(Records from a collection)
• • • •
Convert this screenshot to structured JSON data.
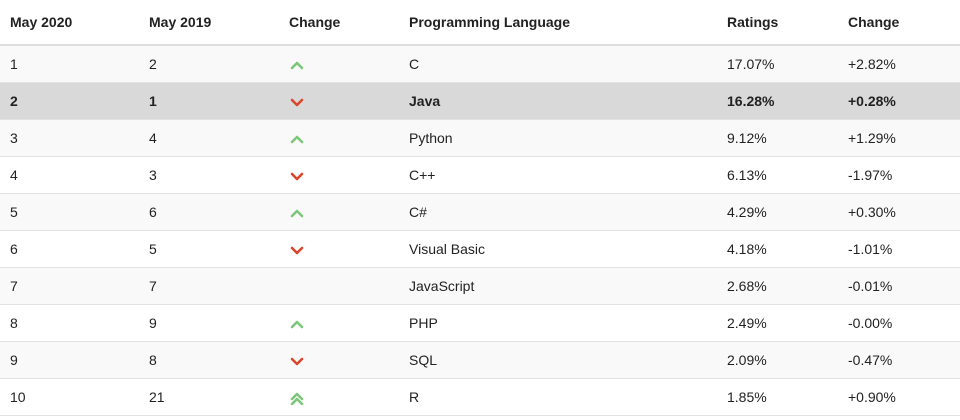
{
  "table": {
    "headers": [
      "May 2020",
      "May 2019",
      "Change",
      "Programming Language",
      "Ratings",
      "Change"
    ],
    "rows": [
      {
        "may2020": "1",
        "may2019": "2",
        "trend": "up",
        "language": "C",
        "ratings": "17.07%",
        "change": "+2.82%",
        "highlight": false
      },
      {
        "may2020": "2",
        "may2019": "1",
        "trend": "down",
        "language": "Java",
        "ratings": "16.28%",
        "change": "+0.28%",
        "highlight": true
      },
      {
        "may2020": "3",
        "may2019": "4",
        "trend": "up",
        "language": "Python",
        "ratings": "9.12%",
        "change": "+1.29%",
        "highlight": false
      },
      {
        "may2020": "4",
        "may2019": "3",
        "trend": "down",
        "language": "C++",
        "ratings": "6.13%",
        "change": "-1.97%",
        "highlight": false
      },
      {
        "may2020": "5",
        "may2019": "6",
        "trend": "up",
        "language": "C#",
        "ratings": "4.29%",
        "change": "+0.30%",
        "highlight": false
      },
      {
        "may2020": "6",
        "may2019": "5",
        "trend": "down",
        "language": "Visual Basic",
        "ratings": "4.18%",
        "change": "-1.01%",
        "highlight": false
      },
      {
        "may2020": "7",
        "may2019": "7",
        "trend": "none",
        "language": "JavaScript",
        "ratings": "2.68%",
        "change": "-0.01%",
        "highlight": false
      },
      {
        "may2020": "8",
        "may2019": "9",
        "trend": "up",
        "language": "PHP",
        "ratings": "2.49%",
        "change": "-0.00%",
        "highlight": false
      },
      {
        "may2020": "9",
        "may2019": "8",
        "trend": "down",
        "language": "SQL",
        "ratings": "2.09%",
        "change": "-0.47%",
        "highlight": false
      },
      {
        "may2020": "10",
        "may2019": "21",
        "trend": "double-up",
        "language": "R",
        "ratings": "1.85%",
        "change": "+0.90%",
        "highlight": false
      }
    ]
  },
  "icons": {
    "up": "chevron-up-icon",
    "down": "chevron-down-icon",
    "double-up": "double-chevron-up-icon"
  },
  "colors": {
    "up": "#7cc67a",
    "down": "#d9472b",
    "highlight_row": "#d9d9d9"
  }
}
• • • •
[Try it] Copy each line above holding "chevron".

[Solution to this problem]
    "up": "chevron-up-icon",
    "down": "chevron-down-icon",
    "double-up": "double-chevron-up-icon"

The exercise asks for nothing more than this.